Organization Digital Age Research Sponsorship Opportunities from Jane McConnell

You can also download it in PDF format here: Organization Digital Age-Sponsorship Opportunities.

You can read more about the research here, as well as industry feedback here.


Does knowledge walk when people walk?

May 16, 2016

door two men 1017

Most people believe that knowledge goes out the door when people leave their organization.  In both my 2014 and the 2015 research results, fewer than 15% of the respondents felt very confident or relatively confident that knowledge stays in the organization when people leave. The vast majority expressed varying degrees of lack of confidence.

Knowledge is dynamic. It is not something you can store in a document so that others can find and use it. People often confuse knowledge for information, except when they really need it. Then they see that knowledge—information in context shared by people with experience­­—is radically different from information gleaned from reading a document.

Knowledge evolves over time. Knowledge that was considered authoritative yesterday may be out of date today. Even worse, we don’t know if something is still valid or not. How can we get around this dilemma? By making knowledge sharing part of the foundation of how we work today.

Forget tomorrow, and focus on today. Tomorrow will then take care of itself. 


Is going rogue the new normal?

May 9, 2016


In the work world today, people often need to go rogue in order to get things done. The online urban dictionary defines going rogue as “To cease to follow orders; to act on one’s own, usually against expectation or instruction. To pursue one’s own interests.”

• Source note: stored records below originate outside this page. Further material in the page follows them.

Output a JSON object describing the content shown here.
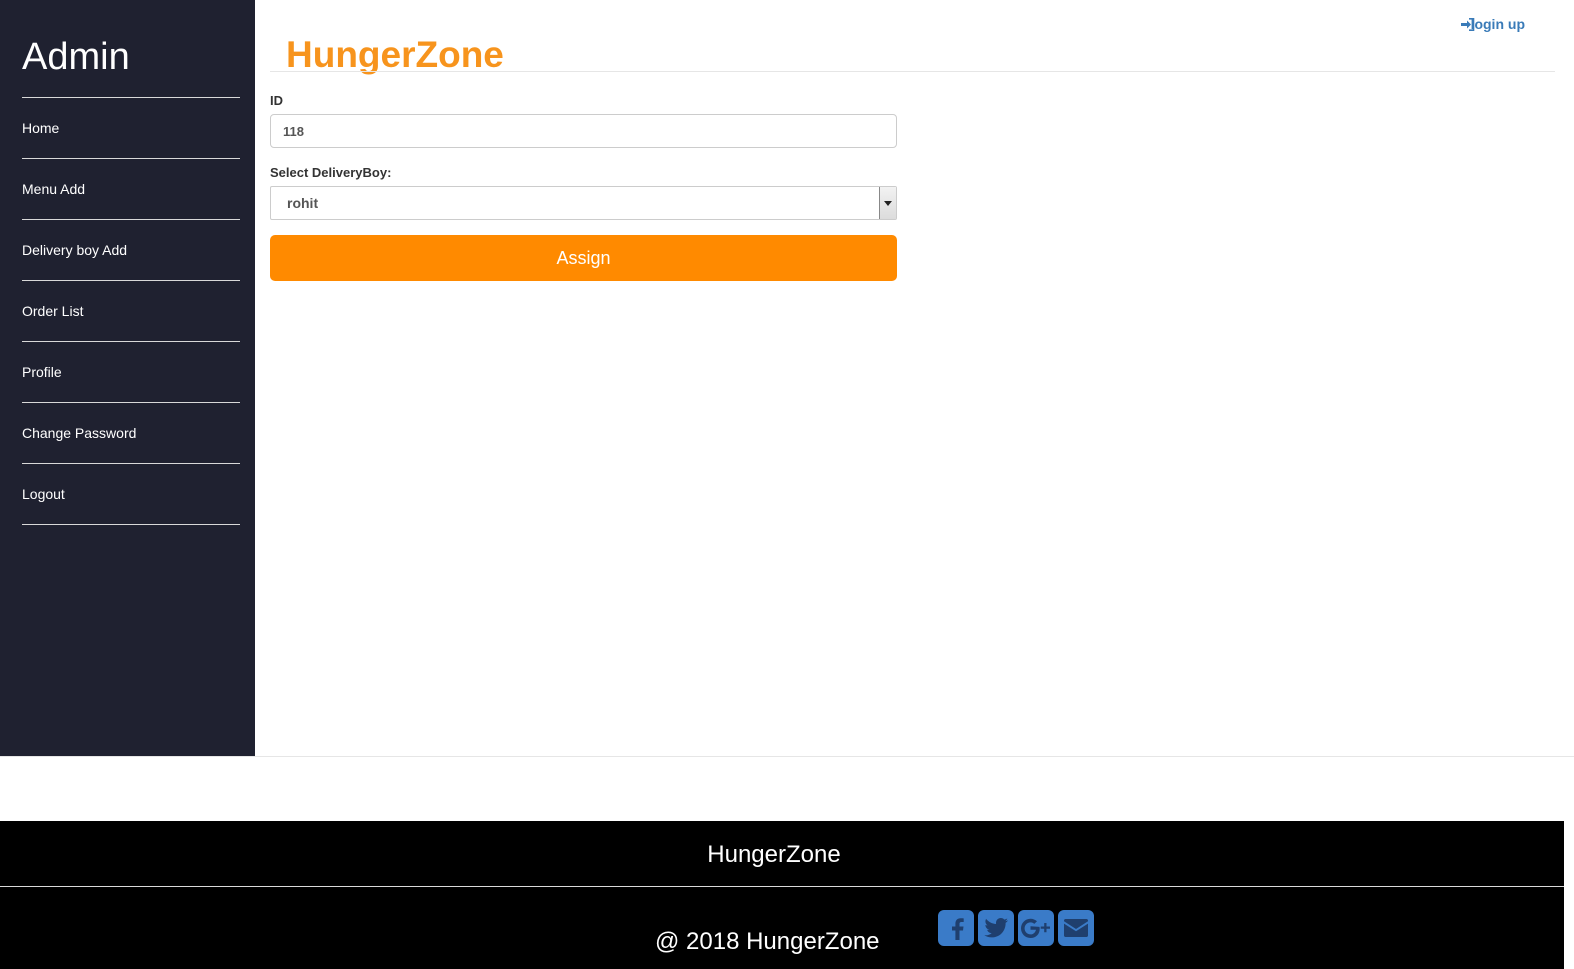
{
  "sidebar": {
    "title": "Admin",
    "items": [
      {
        "label": "Home"
      },
      {
        "label": "Menu Add"
      },
      {
        "label": "Delivery boy Add"
      },
      {
        "label": "Order List"
      },
      {
        "label": "Profile"
      },
      {
        "label": "Change Password"
      },
      {
        "label": "Logout"
      }
    ]
  },
  "header": {
    "brand": "HungerZone",
    "login_label": "login up",
    "login_icon": "sign-in-icon"
  },
  "form": {
    "id_label": "ID",
    "id_value": "118",
    "select_label": "Select DeliveryBoy:",
    "select_value": "rohit",
    "assign_label": "Assign"
  },
  "footer": {
    "brand": "HungerZone",
    "copyright": "@ 2018 HungerZone",
    "social": [
      {
        "name": "facebook-icon"
      },
      {
        "name": "twitter-icon"
      },
      {
        "name": "google-plus-icon"
      },
      {
        "name": "email-icon"
      }
    ]
  },
  "colors": {
    "sidebar_bg": "#1f2130",
    "brand_orange": "#f7941d",
    "button_orange": "#ff8a00",
    "link_blue": "#3a7bb8",
    "social_blue": "#3a7bc8",
    "footer_bg": "#000000"
  }
}
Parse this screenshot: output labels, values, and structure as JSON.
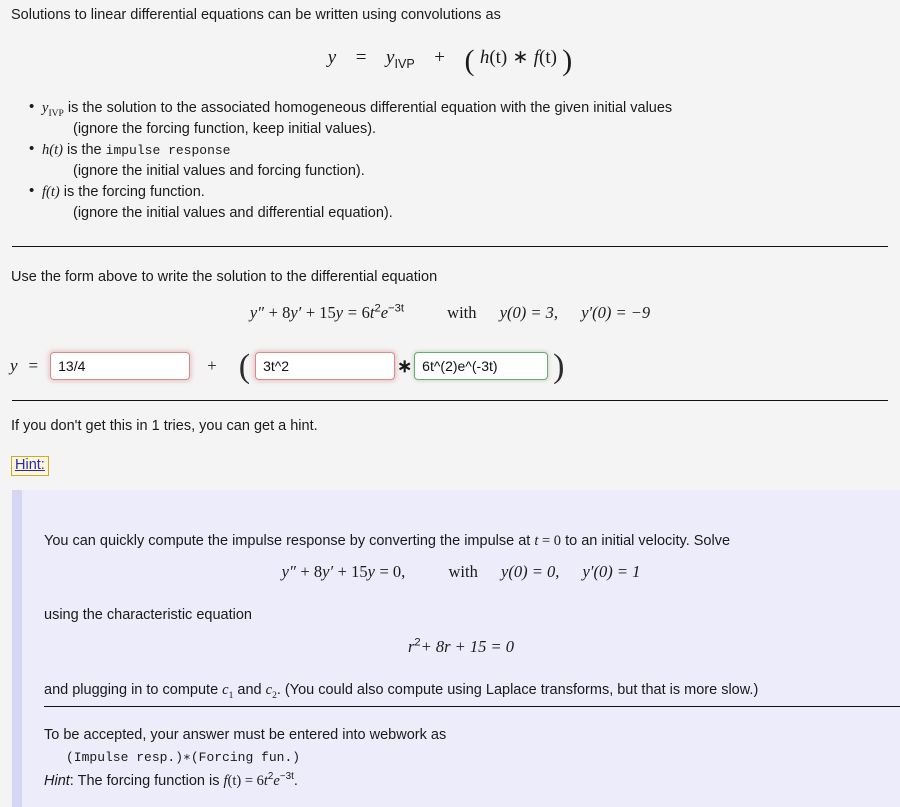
{
  "intro": {
    "line": "Solutions to linear differential equations can be written using convolutions as",
    "equation": {
      "lhs": "y",
      "eq": "=",
      "yivp": "y",
      "yivp_sub": "IVP",
      "plus": "+",
      "open_paren": "(",
      "h": "h",
      "h_arg": "(t)",
      "conv": "∗",
      "f": "f",
      "f_arg": "(t)",
      "close_paren": ")"
    }
  },
  "bullets": [
    {
      "symbol": "y",
      "symbol_sub": "IVP",
      "text": " is the solution to the associated homogeneous differential equation with the given initial values",
      "note": "(ignore the forcing function, keep initial values)."
    },
    {
      "symbol": "h(t)",
      "text_pre": " is the ",
      "mono_text": "impulse response",
      "note": "(ignore the initial values and forcing function)."
    },
    {
      "symbol": "f(t)",
      "text": " is the forcing function.",
      "note": "(ignore the initial values and differential equation)."
    }
  ],
  "problem": {
    "prompt": "Use the form above to write the solution to the differential equation",
    "ode": {
      "y2": "y",
      "y2_prime": "″",
      "plus1": "+ 8",
      "y1": "y",
      "y1_prime": "′",
      "plus2": "+ 15",
      "y0": "y",
      "equals": "=",
      "rhs_coef": "6",
      "rhs_t": "t",
      "rhs_t_exp": "2",
      "rhs_e": "e",
      "rhs_e_exp": "−3t",
      "with": "with",
      "ic1": "y(0) = 3,",
      "ic2_y": "y",
      "ic2_prime": "′",
      "ic2_rest": "(0) = −9"
    }
  },
  "answer": {
    "y_label": "y",
    "equals": "=",
    "plus": "+",
    "open_paren": "(",
    "star": "∗",
    "close_paren": ")",
    "fields": [
      {
        "name": "yivp-field",
        "value": "13/4",
        "placeholder": "",
        "status": "wrong"
      },
      {
        "name": "impulse-response-field",
        "value": "3t^2",
        "placeholder": "",
        "status": "wrong"
      },
      {
        "name": "forcing-function-field",
        "value": "6t^(2)e^(-3t)",
        "placeholder": "",
        "status": "right"
      }
    ],
    "status_colors": {
      "wrong_border": "#d98a8e",
      "wrong_glow": "rgba(220,140,145,0.45)",
      "right_border": "#6aaa6e",
      "right_glow": "rgba(120,180,120,0.35)"
    }
  },
  "tries": {
    "text": "If you don't get this in 1 tries, you can get a hint.",
    "hint_link": "Hint:",
    "hint_link_color": "#2a2ab0",
    "hint_link_bg": "#fbf6d9",
    "hint_link_border": "#c8ad2a"
  },
  "hint": {
    "panel_bg": "#ececfb",
    "panel_border": "#d5d5f4",
    "para1_a": "You can quickly compute the impulse response by converting the impulse at ",
    "para1_t": "t",
    "para1_eq": " = 0",
    "para1_b": " to an initial velocity. Solve",
    "eq1": {
      "y2": "y",
      "y2_prime": "″",
      "plus1": "+ 8",
      "y1": "y",
      "y1_prime": "′",
      "plus2": "+ 15",
      "y0": "y",
      "equals": "= 0,",
      "with": "with",
      "ic1": "y(0) = 0,",
      "ic2_y": "y",
      "ic2_prime": "′",
      "ic2_rest": "(0) = 1"
    },
    "para2": "using the characteristic equation",
    "eq2": {
      "r": "r",
      "r_exp": "2",
      "rest": "+ 8r + 15 = 0"
    },
    "para3_a": "and plugging in to compute ",
    "para3_c1": "c",
    "para3_c1_sub": "1",
    "para3_mid": " and ",
    "para3_c2": "c",
    "para3_c2_sub": "2",
    "para3_b": ". (You could also compute using Laplace transforms, but that is more slow.)",
    "footer1": "To be accepted, your answer must be entered into webwork as",
    "footer2": "(Impulse resp.)∗(Forcing fun.)",
    "footer3_hint": "Hint",
    "footer3_a": ": The forcing function is ",
    "footer3_f": "f",
    "footer3_arg": "(t)",
    "footer3_eq": " = 6",
    "footer3_t": "t",
    "footer3_t_exp": "2",
    "footer3_e": "e",
    "footer3_e_exp": "−3t",
    "footer3_end": "."
  }
}
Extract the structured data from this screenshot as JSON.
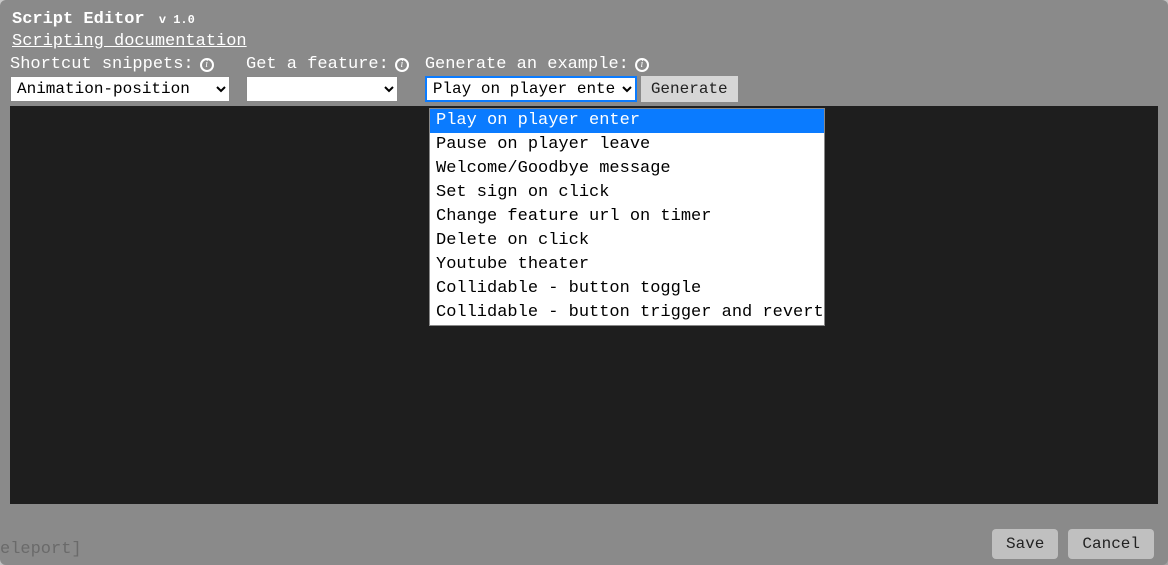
{
  "header": {
    "title": "Script Editor",
    "version": "v 1.0",
    "doc_link_label": "Scripting documentation"
  },
  "toolbar": {
    "snippet_label": "Shortcut snippets:",
    "snippet_selected": "Animation-position",
    "feature_label": "Get a feature:",
    "feature_selected": "",
    "example_label": "Generate an example:",
    "example_selected": "Play on player enter",
    "generate_label": "Generate"
  },
  "example_dropdown": {
    "options": [
      "Play on player enter",
      "Pause on player leave",
      "Welcome/Goodbye message",
      "Set sign on click",
      "Change feature url on timer",
      "Delete on click",
      "Youtube theater",
      "Collidable - button toggle",
      "Collidable - button trigger and revert"
    ],
    "selected_index": 0
  },
  "footer": {
    "corner_text": "eleport]",
    "save_label": "Save",
    "cancel_label": "Cancel"
  }
}
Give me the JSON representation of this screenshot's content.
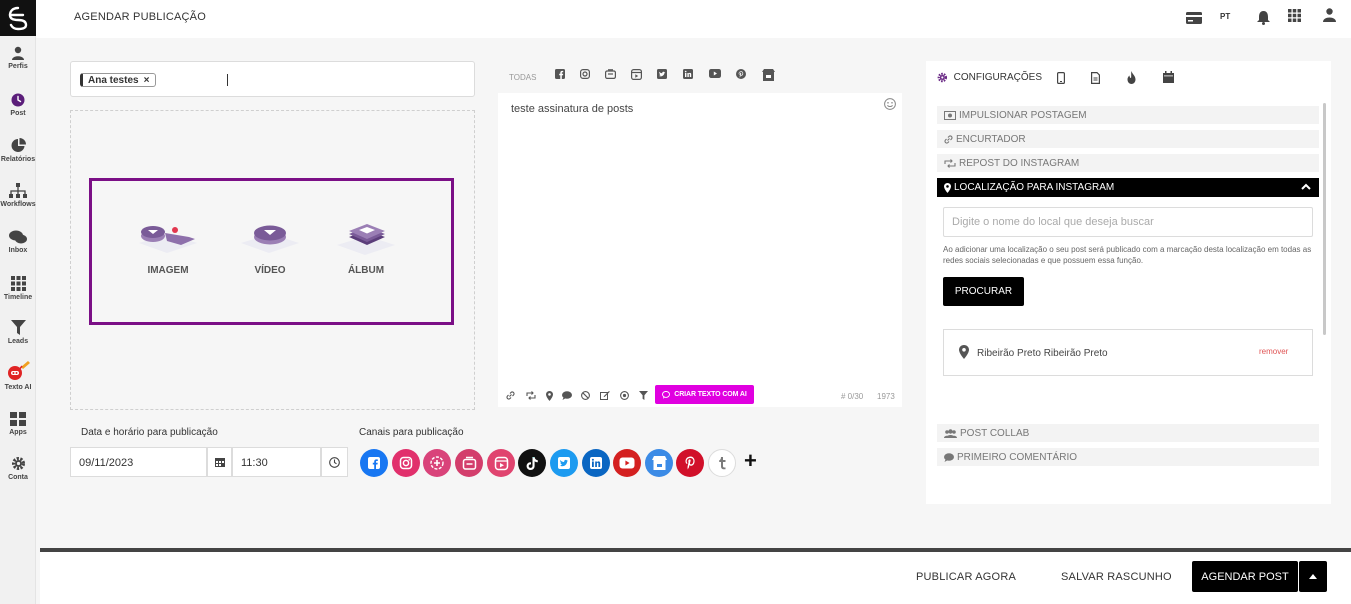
{
  "header": {
    "title": "AGENDAR PUBLICAÇÃO",
    "language": "PT"
  },
  "sidebar": {
    "items": [
      {
        "label": "Perfis",
        "icon": "user-icon"
      },
      {
        "label": "Post",
        "icon": "clock-icon"
      },
      {
        "label": "Relatórios",
        "icon": "pie-chart-icon"
      },
      {
        "label": "Workflows",
        "icon": "sitemap-icon"
      },
      {
        "label": "Inbox",
        "icon": "chat-icon"
      },
      {
        "label": "Timeline",
        "icon": "grid-icon"
      },
      {
        "label": "Leads",
        "icon": "filter-icon"
      },
      {
        "label": "Texto AI",
        "icon": "robot-icon"
      },
      {
        "label": "Apps",
        "icon": "apps-icon"
      },
      {
        "label": "Conta",
        "icon": "gear-icon"
      }
    ]
  },
  "composer": {
    "recipient_chip": "Ana testes",
    "chip_remove": "×",
    "media_options": [
      {
        "label": "IMAGEM",
        "icon": "image-icon"
      },
      {
        "label": "VÍDEO",
        "icon": "video-icon"
      },
      {
        "label": "ÁLBUM",
        "icon": "album-icon"
      }
    ],
    "schedule_label": "Data e horário para publicação",
    "date_value": "09/11/2023",
    "time_value": "11:30",
    "channels_label": "Canais para publicação",
    "channels": [
      {
        "name": "facebook",
        "color": "#1877f2"
      },
      {
        "name": "instagram",
        "color": "#e1306c"
      },
      {
        "name": "instagram-stories",
        "color": "#d9437a"
      },
      {
        "name": "instagram-carousel",
        "color": "#d33e6c"
      },
      {
        "name": "instagram-reels",
        "color": "#e0446f"
      },
      {
        "name": "tiktok",
        "color": "#111111"
      },
      {
        "name": "twitter",
        "color": "#1d9bf0"
      },
      {
        "name": "linkedin",
        "color": "#0a66c2"
      },
      {
        "name": "youtube",
        "color": "#d42020"
      },
      {
        "name": "google-business",
        "color": "#3b8be6"
      },
      {
        "name": "pinterest",
        "color": "#d1102a"
      },
      {
        "name": "tumblr",
        "color": "#ffffff"
      }
    ]
  },
  "editor": {
    "tab_all": "TODAS",
    "text": "teste assinatura de posts",
    "ai_button": "CRIAR TEXTO COM AI",
    "hashtag_count": "# 0/30",
    "char_count": "1973"
  },
  "settings": {
    "tab_label": "CONFIGURAÇÕES",
    "sections": {
      "boost": "IMPULSIONAR POSTAGEM",
      "shortener": "ENCURTADOR",
      "repost": "REPOST DO INSTAGRAM",
      "location": "LOCALIZAÇÃO PARA INSTAGRAM",
      "collab": "POST COLLAB",
      "first_comment": "PRIMEIRO COMENTÁRIO"
    },
    "location_placeholder": "Digite o nome do local que deseja buscar",
    "location_help": "Ao adicionar uma localização o seu post será publicado com a marcação desta localização em todas as redes sociais selecionadas e que possuem essa função.",
    "search_button": "PROCURAR",
    "selected_location": "Ribeirão Preto Ribeirão Preto",
    "remove_label": "remover"
  },
  "footer": {
    "publish_now": "PUBLICAR AGORA",
    "save_draft": "SALVAR RASCUNHO",
    "schedule_post": "AGENDAR POST"
  }
}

This may sound reckless and extreme—not following orders or instructions, acting on your own, pursuing your own interests versus those of others. But I interpret it to mean “daring to take initiatives that go against policy and doing what seems best from your point of view”.

This mindset was illustrated in research data that I shared in my article describing how “Bring your own technology is more prevalent in high-performing customer-oriented workforces than in the average company”. (Full article at Bringing your own technology is forbidden in many organizations. In spite of that, organizations with the highest performing customer-facing workforces are also those with the highest rates of BYO, forbidden or not. (more…)

‘Organization in the Digital Age’ Survey: How to Get the Full Picture

May 5, 2016

lenses by luigi andreola 700pxGetting different perspectives

You can use the 2016 digital workplace survey to understand different perspectives and to trigger conversations in your organization:

  • Get the perspective of your team by doing the survey together. Lots of discussion guaranteed!
  • Get the views of people in your organization by distributing a customized link to business lines, country managers, sales people, R&D, HR, customer service, and so on. Diversity in the results guaranteed!

Putting it all together: the Customized Snapshot